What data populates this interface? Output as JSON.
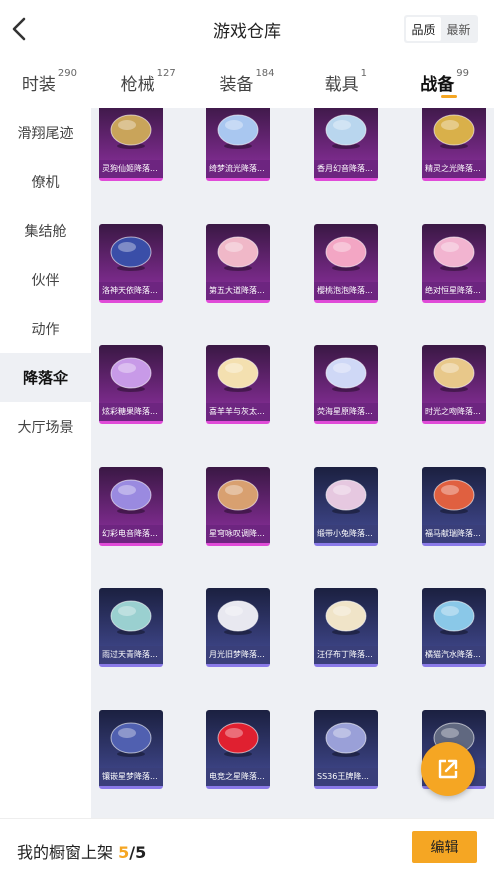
{
  "header": {
    "title": "游戏仓库",
    "sort_quality": "品质",
    "sort_latest": "最新"
  },
  "tabs": [
    {
      "label": "时装",
      "count": "290"
    },
    {
      "label": "枪械",
      "count": "127"
    },
    {
      "label": "装备",
      "count": "184"
    },
    {
      "label": "载具",
      "count": "1"
    },
    {
      "label": "战备",
      "count": "99"
    }
  ],
  "sidebar": {
    "items": [
      {
        "label": "滑翔尾迹"
      },
      {
        "label": "僚机"
      },
      {
        "label": "集结舱"
      },
      {
        "label": "伙伴"
      },
      {
        "label": "动作"
      },
      {
        "label": "降落伞"
      },
      {
        "label": "大厅场景"
      }
    ]
  },
  "items": [
    {
      "name": "灵狗仙姬降落...",
      "rarity": "epic",
      "color": "#c9a45a"
    },
    {
      "name": "绮梦流光降落...",
      "rarity": "epic",
      "color": "#a9c7f0"
    },
    {
      "name": "香月幻音降落...",
      "rarity": "epic",
      "color": "#b9d6ee"
    },
    {
      "name": "精灵之光降落...",
      "rarity": "epic",
      "color": "#d9b04a"
    },
    {
      "name": "洛神天依降落...",
      "rarity": "epic",
      "color": "#3a4ea8"
    },
    {
      "name": "第五大道降落...",
      "rarity": "epic",
      "color": "#f0b8c8"
    },
    {
      "name": "樱桃泡泡降落...",
      "rarity": "epic",
      "color": "#f3a6c4"
    },
    {
      "name": "绝对恒星降落...",
      "rarity": "epic",
      "color": "#f2b4d0"
    },
    {
      "name": "炫彩糖果降落...",
      "rarity": "epic",
      "color": "#c89ae8"
    },
    {
      "name": "喜羊羊与灰太...",
      "rarity": "epic",
      "color": "#f4e0b0"
    },
    {
      "name": "荧海星原降落...",
      "rarity": "epic",
      "color": "#cfd8f6"
    },
    {
      "name": "时光之吻降落...",
      "rarity": "epic",
      "color": "#e8c88a"
    },
    {
      "name": "幻彩电音降落...",
      "rarity": "epic",
      "color": "#9a8ae0"
    },
    {
      "name": "星穹咏叹调降...",
      "rarity": "epic",
      "color": "#d8a070"
    },
    {
      "name": "缎带小兔降落...",
      "rarity": "rare",
      "color": "#e6c8e0"
    },
    {
      "name": "福马献瑞降落...",
      "rarity": "rare",
      "color": "#e06040"
    },
    {
      "name": "雨过天青降落...",
      "rarity": "rare",
      "color": "#9ad0d0"
    },
    {
      "name": "月光旧梦降落...",
      "rarity": "rare",
      "color": "#e8e8f0"
    },
    {
      "name": "汪仔布丁降落...",
      "rarity": "rare",
      "color": "#f0e4c8"
    },
    {
      "name": "橘猫汽水降落...",
      "rarity": "rare",
      "color": "#8ac8e8"
    },
    {
      "name": "镶嵌星梦降落...",
      "rarity": "rare",
      "color": "#5060b0"
    },
    {
      "name": "电竞之星降落...",
      "rarity": "rare",
      "color": "#e02030"
    },
    {
      "name": "SS36王牌降...",
      "rarity": "rare",
      "color": "#9aa0d8"
    },
    {
      "name": "",
      "rarity": "rare",
      "color": "#606880"
    }
  ],
  "footer": {
    "label": "我的橱窗上架",
    "shown": "5",
    "total": "/5",
    "edit_label": "编辑"
  },
  "fab": {
    "icon": "share-icon"
  },
  "colors": {
    "accent": "#f5a623",
    "epic": "#e04bd8",
    "rare": "#8a7ae8"
  }
}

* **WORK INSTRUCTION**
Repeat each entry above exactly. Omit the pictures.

* **RESULT OF THE EXERCISE**
What data populates this interface? Output as JSON.
{
  "header": {
    "title": "游戏仓库",
    "sort_quality": "品质",
    "sort_latest": "最新"
  },
  "tabs": [
    {
      "label": "时装",
      "count": "290"
    },
    {
      "label": "枪械",
      "count": "127"
    },
    {
      "label": "装备",
      "count": "184"
    },
    {
      "label": "载具",
      "count": "1"
    },
    {
      "label": "战备",
      "count": "99"
    }
  ],
  "sidebar": {
    "items": [
      {
        "label": "滑翔尾迹"
      },
      {
        "label": "僚机"
      },
      {
        "label": "集结舱"
      },
      {
        "label": "伙伴"
      },
      {
        "label": "动作"
      },
      {
        "label": "降落伞"
      },
      {
        "label": "大厅场景"
      }
    ]
  },
  "items": [
    {
      "name": "灵狗仙姬降落...",
      "rarity": "epic",
      "color": "#c9a45a"
    },
    {
      "name": "绮梦流光降落...",
      "rarity": "epic",
      "color": "#a9c7f0"
    },
    {
      "name": "香月幻音降落...",
      "rarity": "epic",
      "color": "#b9d6ee"
    },
    {
      "name": "精灵之光降落...",
      "rarity": "epic",
      "color": "#d9b04a"
    },
    {
      "name": "洛神天依降落...",
      "rarity": "epic",
      "color": "#3a4ea8"
    },
    {
      "name": "第五大道降落...",
      "rarity": "epic",
      "color": "#f0b8c8"
    },
    {
      "name": "樱桃泡泡降落...",
      "rarity": "epic",
      "color": "#f3a6c4"
    },
    {
      "name": "绝对恒星降落...",
      "rarity": "epic",
      "color": "#f2b4d0"
    },
    {
      "name": "炫彩糖果降落...",
      "rarity": "epic",
      "color": "#c89ae8"
    },
    {
      "name": "喜羊羊与灰太...",
      "rarity": "epic",
      "color": "#f4e0b0"
    },
    {
      "name": "荧海星原降落...",
      "rarity": "epic",
      "color": "#cfd8f6"
    },
    {
      "name": "时光之吻降落...",
      "rarity": "epic",
      "color": "#e8c88a"
    },
    {
      "name": "幻彩电音降落...",
      "rarity": "epic",
      "color": "#9a8ae0"
    },
    {
      "name": "星穹咏叹调降...",
      "rarity": "epic",
      "color": "#d8a070"
    },
    {
      "name": "缎带小兔降落...",
      "rarity": "rare",
      "color": "#e6c8e0"
    },
    {
      "name": "福马献瑞降落...",
      "rarity": "rare",
      "color": "#e06040"
    },
    {
      "name": "雨过天青降落...",
      "rarity": "rare",
      "color": "#9ad0d0"
    },
    {
      "name": "月光旧梦降落...",
      "rarity": "rare",
      "color": "#e8e8f0"
    },
    {
      "name": "汪仔布丁降落...",
      "rarity": "rare",
      "color": "#f0e4c8"
    },
    {
      "name": "橘猫汽水降落...",
      "rarity": "rare",
      "color": "#8ac8e8"
    },
    {
      "name": "镶嵌星梦降落...",
      "rarity": "rare",
      "color": "#5060b0"
    },
    {
      "name": "电竞之星降落...",
      "rarity": "rare",
      "color": "#e02030"
    },
    {
      "name": "SS36王牌降...",
      "rarity": "rare",
      "color": "#9aa0d8"
    },
    {
      "name": "",
      "rarity": "rare",
      "color": "#606880"
    }
  ],
  "footer": {
    "label": "我的橱窗上架",
    "shown": "5",
    "total": "/5",
    "edit_label": "编辑"
  },
  "fab": {
    "icon": "share-icon"
  },
  "colors": {
    "accent": "#f5a623",
    "epic": "#e04bd8",
    "rare": "#8a7ae8"
  }
}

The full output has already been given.